This book suited me just fine at the moment. Struggling to ‘get into’ a novel and for it to hold my attention, this set of short stories, and some are very short, that I could dip in and out of, as and when I felt like it, was perfect. There is such an array of different stories here too.
What I liked about this anthology was how it took stories from authors right across the years. Now I love some vintage classic crime, but there are also some really enjoyable short stories from contemporary authors such as Mick Herron, Kate Ellis and Simon Brett, which really makes this book one for every crime fiction lover.
Stories from spies in Trafalgar Square to foot and mouth English countryside. From London to Liverpool and England to Egypt. It was great to pick a story not knowing where it was going to take you.
Although the dates of the stories can be found in the sources section at the back of the book, and the stories follow each other in date order, I liked that they were not dated in the contents section, so that I wasn’t totally aware of the ‘when’ that I was about to read.
A great mix from some award winning writers.
Crime Writer’s Association or The CWA was founded in 1953 by John Creasey – That’s over sixty-five years of support, promotion and celebration of this most durable, adaptable and successful of genres. The CWA runs the prestigious Dagger Awards, which celebrate the best in crime writing, and is proud to be a triving, growing community with a membership encompassing authors at all stages of their careers. They are UK-based, yet attract many members from overseas.

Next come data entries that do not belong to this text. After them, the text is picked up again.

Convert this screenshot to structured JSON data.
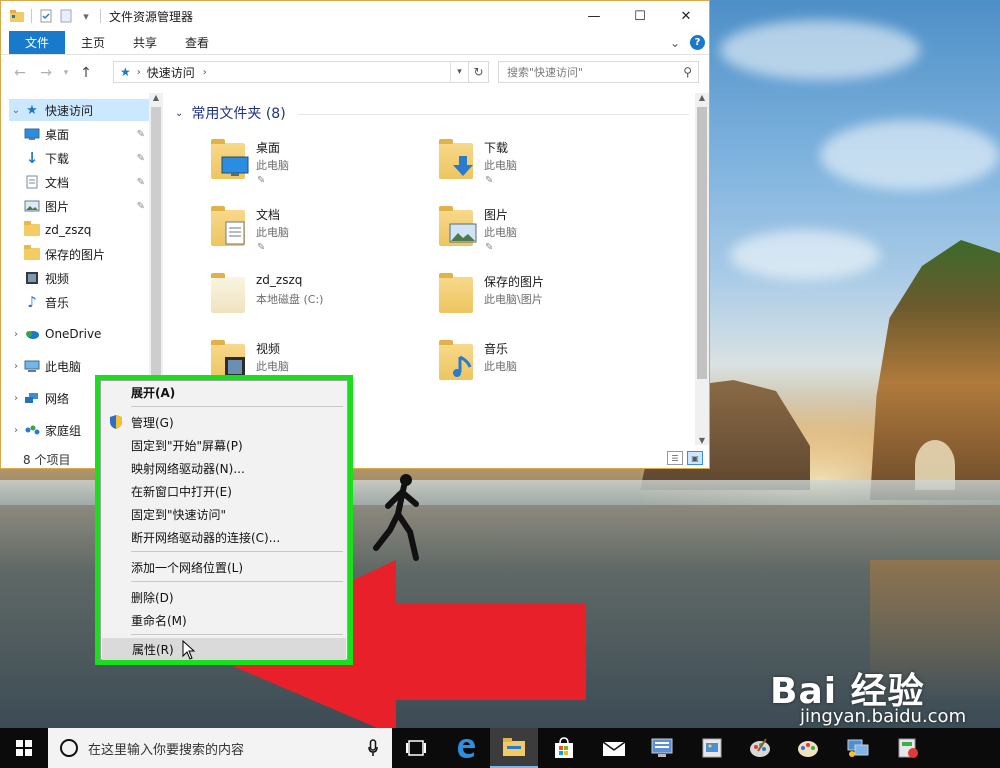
{
  "window": {
    "title": "文件资源管理器",
    "controls": {
      "minimize": "—",
      "maximize": "☐",
      "close": "✕"
    }
  },
  "ribbon": {
    "tabs": [
      "文件",
      "主页",
      "共享",
      "查看"
    ],
    "collapse": "⌄",
    "help": "?"
  },
  "address": {
    "crumb": "快速访问",
    "search_placeholder": "搜索\"快速访问\""
  },
  "nav_pane": {
    "items": [
      {
        "label": "快速访问"
      },
      {
        "label": "桌面"
      },
      {
        "label": "下载"
      },
      {
        "label": "文档"
      },
      {
        "label": "图片"
      },
      {
        "label": "zd_zszq"
      },
      {
        "label": "保存的图片"
      },
      {
        "label": "视频"
      },
      {
        "label": "音乐"
      },
      {
        "label": "OneDrive"
      },
      {
        "label": "此电脑"
      },
      {
        "label": "网络"
      },
      {
        "label": "家庭组"
      }
    ]
  },
  "content": {
    "group_title": "常用文件夹 (8)",
    "tiles": [
      {
        "name": "桌面",
        "sub": "此电脑"
      },
      {
        "name": "下载",
        "sub": "此电脑"
      },
      {
        "name": "文档",
        "sub": "此电脑"
      },
      {
        "name": "图片",
        "sub": "此电脑"
      },
      {
        "name": "zd_zszq",
        "sub": "本地磁盘 (C:)"
      },
      {
        "name": "保存的图片",
        "sub": "此电脑\\图片"
      },
      {
        "name": "视频",
        "sub": "此电脑"
      },
      {
        "name": "音乐",
        "sub": "此电脑"
      }
    ]
  },
  "status": {
    "count": "8 个项目"
  },
  "context_menu": {
    "items": [
      {
        "label": "展开(A)"
      },
      {
        "label": "管理(G)"
      },
      {
        "label": "固定到\"开始\"屏幕(P)"
      },
      {
        "label": "映射网络驱动器(N)..."
      },
      {
        "label": "在新窗口中打开(E)"
      },
      {
        "label": "固定到\"快速访问\""
      },
      {
        "label": "断开网络驱动器的连接(C)..."
      },
      {
        "label": "添加一个网络位置(L)"
      },
      {
        "label": "删除(D)"
      },
      {
        "label": "重命名(M)"
      },
      {
        "label": "属性(R)"
      }
    ]
  },
  "taskbar": {
    "search_placeholder": "在这里输入你要搜索的内容"
  },
  "watermark": {
    "main": "Bai 经验",
    "sub": "jingyan.baidu.com"
  },
  "colors": {
    "accent": "#1979ca",
    "highlight_box": "#19e01d",
    "arrow": "#e8202a",
    "selection": "#cce8ff"
  }
}
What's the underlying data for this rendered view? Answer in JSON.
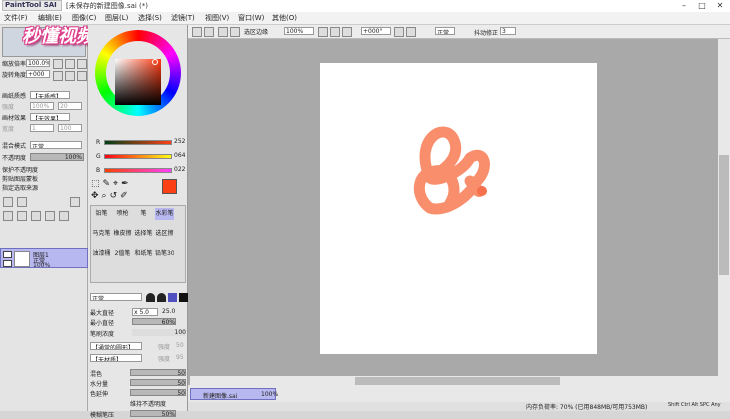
{
  "window": {
    "app_logo": "PaintTool SAI",
    "title": "[未保存的新建图像.sai (*)"
  },
  "menu": [
    "文件(F)",
    "编辑(E)",
    "图像(C)",
    "图层(L)",
    "选择(S)",
    "滤镜(T)",
    "视图(V)",
    "窗口(W)",
    "其他(O)"
  ],
  "watermark": "秒懂视频",
  "nav": {
    "zoom_label": "缩放倍率",
    "zoom_value": "100.0%",
    "angle_label": "旋转角度",
    "angle_value": "+000"
  },
  "layer_props": {
    "paper_tex_label": "画纸质感",
    "paper_tex_value": "【无质感】",
    "scale_label": "强度",
    "scale_value": "100%",
    "strength_value": "20",
    "effect_label": "画材效果",
    "effect_value": "【无效果】",
    "width_label": "宽度",
    "width_value": "1",
    "strength2": "100",
    "blend_label": "混合模式",
    "blend_value": "正常",
    "opacity_label": "不透明度",
    "opacity_value": "100%",
    "chk1": "保护不透明度",
    "chk2": "剪贴图层蒙板",
    "chk3": "指定选取来源"
  },
  "layer": {
    "name": "图层1",
    "mode": "正常",
    "opacity": "100%"
  },
  "rgb": {
    "r_label": "R",
    "r_value": "252",
    "g_label": "G",
    "g_value": "064",
    "b_label": "B",
    "b_value": "022"
  },
  "tools": {
    "pencil": "铅笔",
    "airbrush": "喷枪",
    "brush": "笔",
    "watercolor": "水彩笔",
    "marker": "马克笔",
    "eraser": "橡皮擦",
    "select_pen": "选择笔",
    "deselect": "选区擦",
    "bucket": "油漆桶",
    "binary": "2值笔",
    "brush2": "和纸笔",
    "pen30": "铅笔30"
  },
  "brush": {
    "mode_value": "正常",
    "max_label": "最大直径",
    "max_mult": "x 5.0",
    "max_value": "25.0",
    "min_label": "最小直径",
    "min_value": "60%",
    "density_label": "笔刷浓度",
    "density_value": "100",
    "shape_value": "【通常的圆形】",
    "shape_strength": "强度",
    "shape_num": "50",
    "tex_value": "【无材质】",
    "tex_strength": "强度",
    "tex_num": "95",
    "blend_label": "混色",
    "blend_value": "50",
    "water_label": "水分量",
    "water_value": "50",
    "persist_label": "色延伸",
    "persist_value": "50",
    "keep_opacity": "维持不透明度",
    "blur_label": "模糊笔压",
    "blur_value": "50%"
  },
  "toolbar": {
    "sel_edge": "选区边缘",
    "zoom": "100%",
    "rotation": "+000°",
    "mode": "正常",
    "stab_label": "抖动修正",
    "stab_value": "3"
  },
  "taskbar": {
    "doc": "新建图像.sai",
    "pct": "100%"
  },
  "status": {
    "mem": "内存负荷率: 70% (已用848MB/可用753MB)",
    "keys": "Shift Ctrl Alt SPC Any"
  },
  "colors": {
    "fg": "#fc4016",
    "accent": "#fc4016",
    "stroke": "#f7825c"
  }
}
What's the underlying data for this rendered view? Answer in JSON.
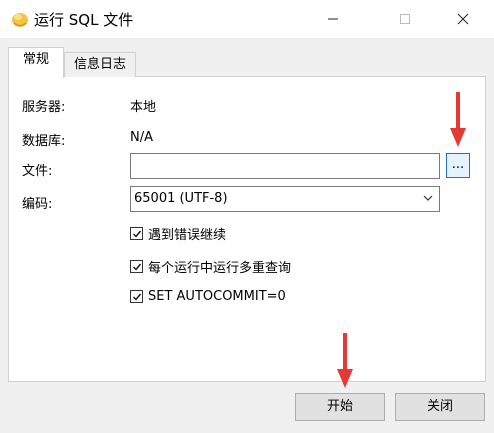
{
  "window": {
    "title": "运行 SQL 文件",
    "controls": {
      "minimize": "—",
      "maximize": "☐",
      "close": "✕"
    }
  },
  "tabs": [
    {
      "label": "常规",
      "active": true
    },
    {
      "label": "信息日志",
      "active": false
    }
  ],
  "form": {
    "server_label": "服务器:",
    "server_value": "本地",
    "database_label": "数据库:",
    "database_value": "N/A",
    "file_label": "文件:",
    "file_value": "",
    "browse_label": "...",
    "encoding_label": "编码:",
    "encoding_value": "65001 (UTF-8)"
  },
  "options": [
    {
      "label": "遇到错误继续",
      "checked": true
    },
    {
      "label": "每个运行中运行多重查询",
      "checked": true
    },
    {
      "label": "SET AUTOCOMMIT=0",
      "checked": true
    }
  ],
  "buttons": {
    "start": "开始",
    "close": "关闭"
  },
  "colors": {
    "annotation_arrow": "#e53935",
    "focus_border": "#1f6fd1"
  }
}
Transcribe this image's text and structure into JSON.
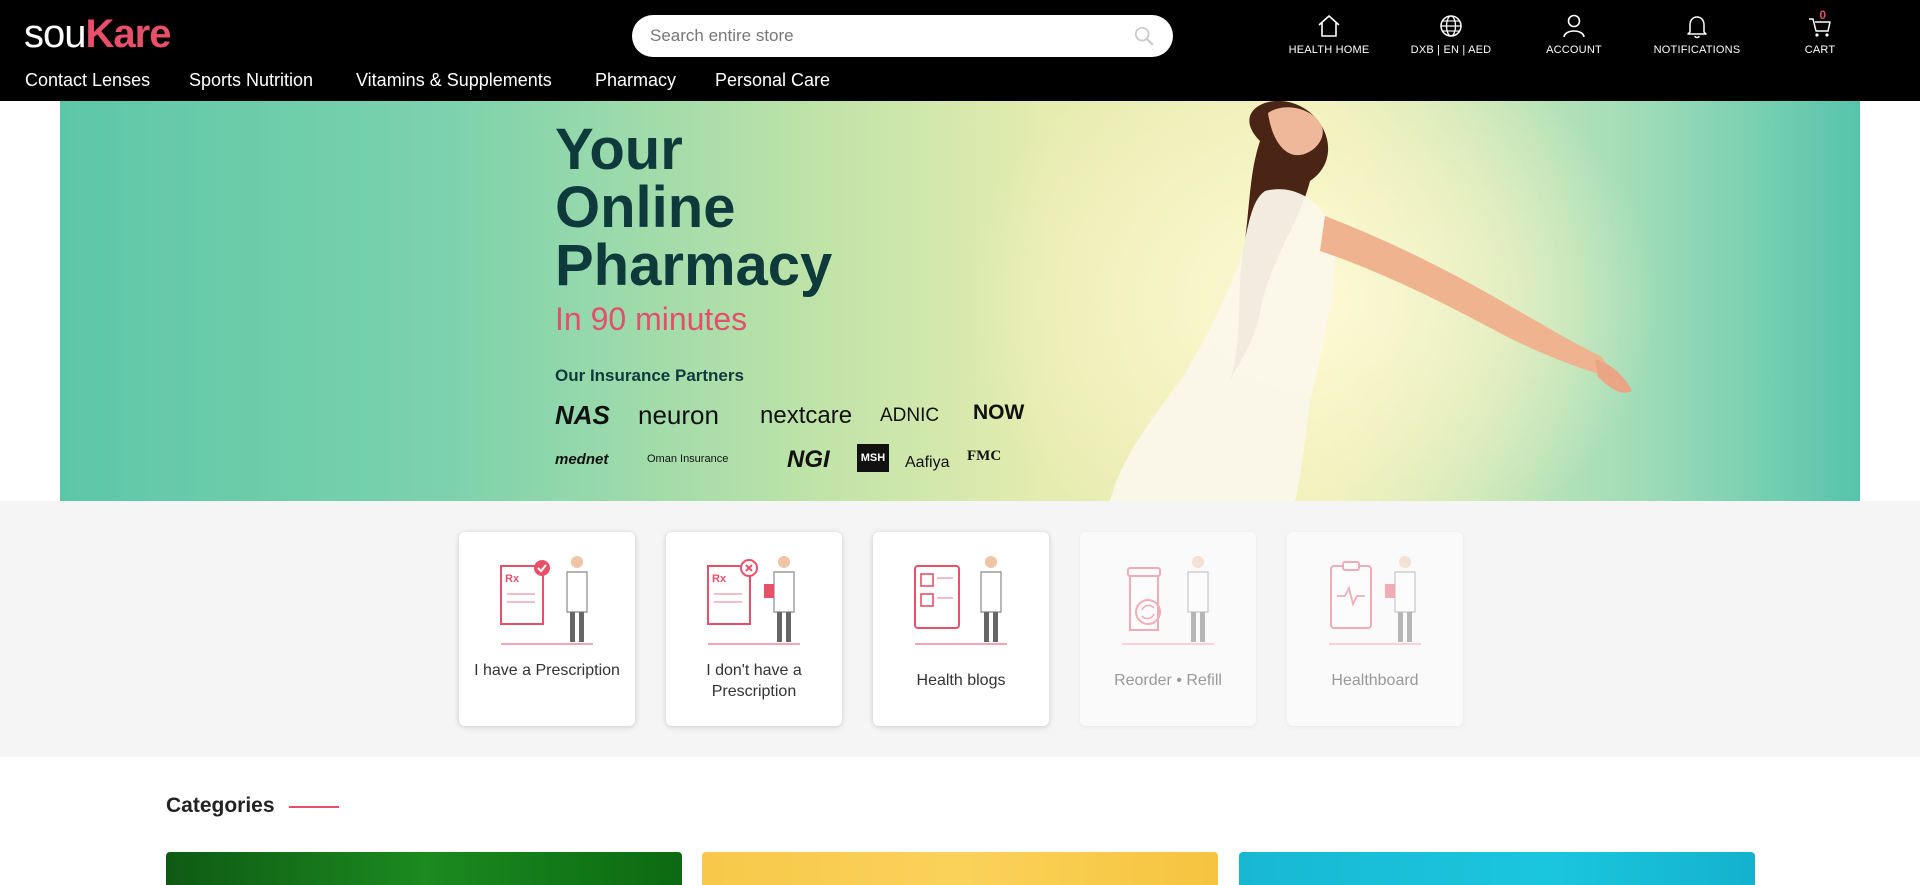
{
  "header": {
    "logo_part1": "sou",
    "logo_part2": "Kare",
    "search_placeholder": "Search entire store",
    "nav": [
      {
        "label": "HEALTH HOME",
        "icon": "home-icon"
      },
      {
        "label": "DXB | EN | AED",
        "icon": "globe-icon"
      },
      {
        "label": "ACCOUNT",
        "icon": "user-icon"
      },
      {
        "label": "NOTIFICATIONS",
        "icon": "bell-icon"
      },
      {
        "label": "CART",
        "icon": "cart-icon",
        "count": "0"
      }
    ],
    "menu": [
      "Contact Lenses",
      "Sports Nutrition",
      "Vitamins & Supplements",
      "Pharmacy",
      "Personal Care"
    ]
  },
  "hero": {
    "title_line1": "Your",
    "title_line2": "Online",
    "title_line3": "Pharmacy",
    "subtitle": "In 90 minutes",
    "partners_heading": "Our Insurance Partners",
    "partners": [
      "NAS",
      "neuron",
      "nextcare",
      "ADNIC",
      "NOW",
      "mednet",
      "Oman Insurance",
      "NGI",
      "MSH",
      "Aafiya",
      "FMC"
    ]
  },
  "cards": [
    {
      "label": "I have a Prescription",
      "active": true
    },
    {
      "label": "I don't have a Prescription",
      "active": true
    },
    {
      "label": "Health blogs",
      "active": true
    },
    {
      "label": "Reorder • Refill",
      "active": false
    },
    {
      "label": "Healthboard",
      "active": false
    }
  ],
  "categories": {
    "title": "Categories"
  },
  "colors": {
    "brand_pink": "#e8506a",
    "header_bg": "#000000",
    "hero_title": "#0f3a3c"
  }
}
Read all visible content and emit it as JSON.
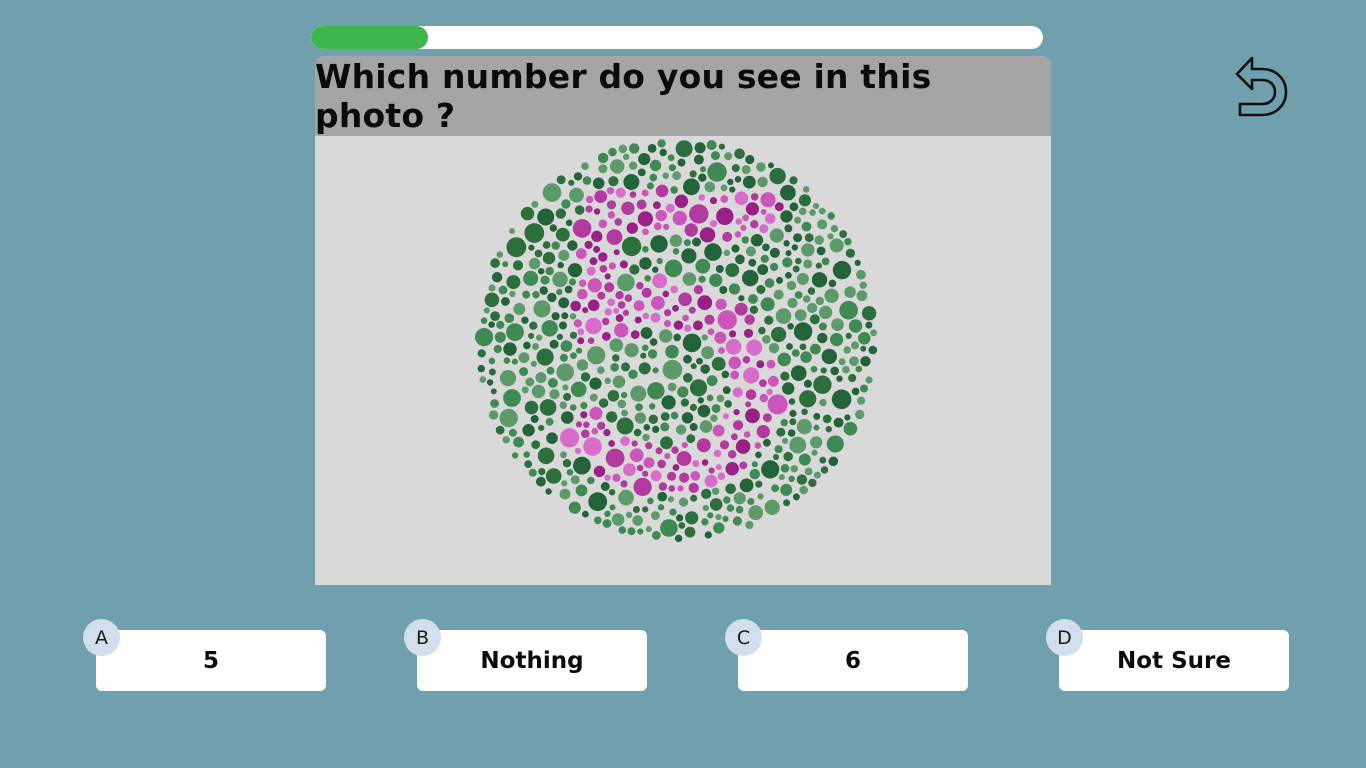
{
  "progress": {
    "value": 0.16,
    "fill_color": "#3db64e"
  },
  "question": {
    "title": "Which number do you see in this photo ?"
  },
  "plate": {
    "icon": "ishihara-color-plate",
    "background_dot_colors": [
      "#2c6e3c",
      "#3f8a52",
      "#5c9a6a",
      "#23633a"
    ],
    "figure_dot_colors": [
      "#b23a9f",
      "#cc55bb",
      "#9a1f86",
      "#d86ccc"
    ]
  },
  "back_button": {
    "icon": "undo-arrow-icon"
  },
  "answers": [
    {
      "letter": "A",
      "text": "5"
    },
    {
      "letter": "B",
      "text": "Nothing"
    },
    {
      "letter": "C",
      "text": "6"
    },
    {
      "letter": "D",
      "text": "Not Sure"
    }
  ]
}
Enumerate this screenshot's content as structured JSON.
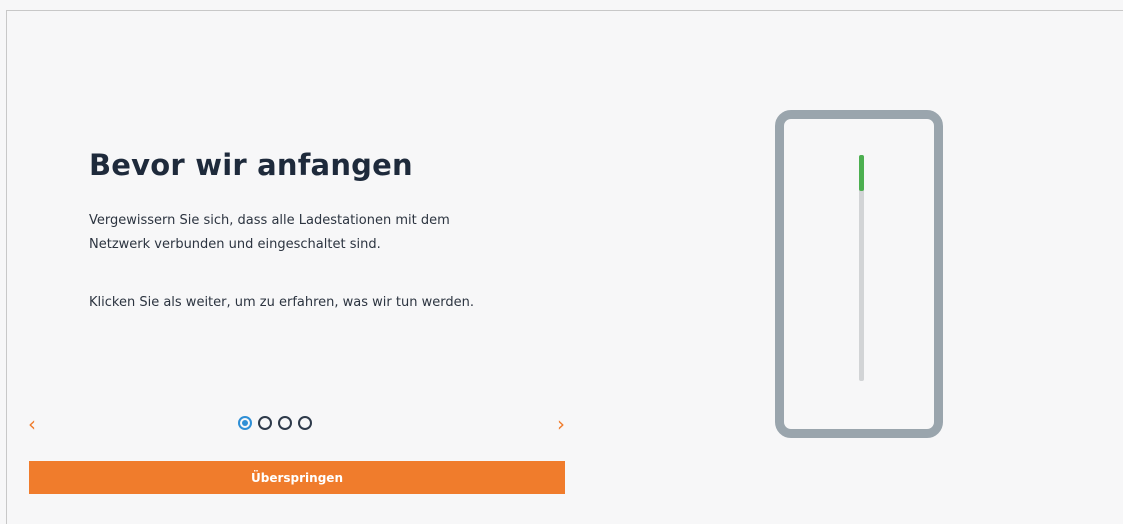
{
  "page": {
    "title": "Bevor wir anfangen",
    "paragraph1": "Vergewissern Sie sich, dass alle Ladestationen mit dem Netzwerk verbunden und eingeschaltet sind.",
    "paragraph2": "Klicken Sie als weiter, um zu erfahren, was wir tun werden."
  },
  "carousel": {
    "prev_icon": "‹",
    "next_icon": "›",
    "pages_total": 4,
    "current_page": 1
  },
  "skip_button": {
    "label": "Überspringen"
  },
  "illustration": {
    "progress_fraction": 0.16
  },
  "colors": {
    "accent": "#f07c2c",
    "active_dot": "#2e8fd6",
    "progress_green": "#4caf50",
    "phone_frame": "#9aa5ad"
  }
}
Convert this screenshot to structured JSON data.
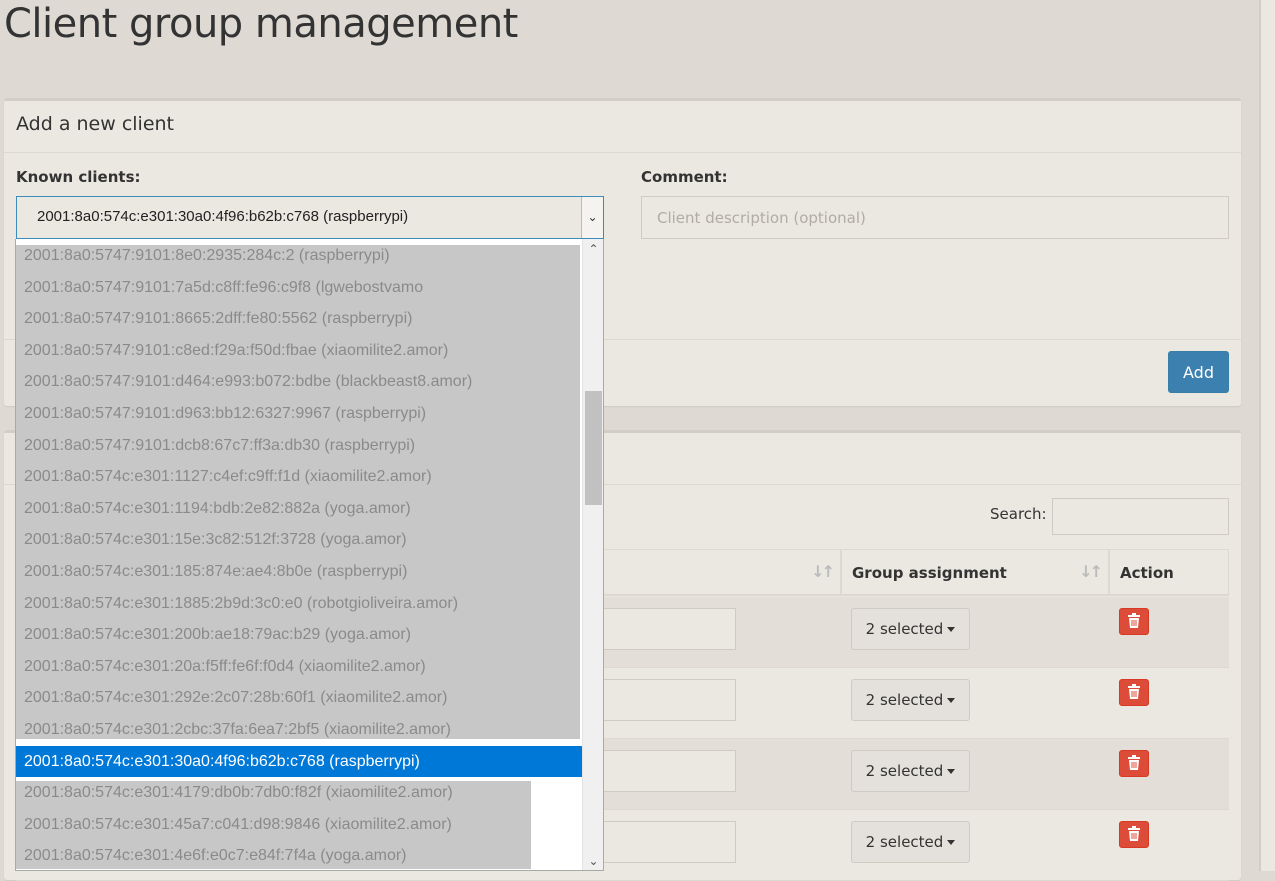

Martin is a well-known crime fiction critic, and series consultant to the British Library’s Crime Classics. His ground-breaking study of the genre between the wars, The Golden Age of Murder, was warmly reviewed around the world, and won the Edgar, Agatha, H.R.F. Keating and Macavity awards. His The Story of Classic Crime in 100 Books won the Macavity and was nominated for four other awards.
Martin has written eight novels about lawyer Harry Devlin, the first of which, All the Lonely People, was short-listed for the CWA John Creasey Memorial Dagger for the best first crime novel of the year, The early Devlin books are now enjoying a fresh life as ebooks, with new introductions by leading authors such as Val McDermid and Frances Fyfield, as well as other new material.
In addition Martin has written a stand-alone novel of psychological suspense, Take My Breath Away, and a much acclaimed novel featuring Dr Crippen, Dancing for the Hangman. The latest Devlin novel, Waterloo Sunset, appeared in 2008. He completed Bill Knox’s last book, The Lazarus Widow. He has published many short stories, including the ebooks The New Mysteries of Sherlock Holmes and Acknowledgments and other stories. ‘Test Drive’ was short-listed for the CWA Short Story Dagger in 2006, while ‘The Bookbinder’s Apprentice’ won the same Dagger in 2008.
A well-known commentator on crime fiction, he has edited 40 anthologies and published diverse non-fiction books, including a study of homicide investigation, Urge to Kill.An expert on crime fiction history, he is archivist of both the Crime Writers’ Association and the Detection Club. He was elected eighth President of the Detection Club in 2015, spent two years as Chair of the CWA, and posts regularly to his blog, ‘Do You Write Under Your Own Name?’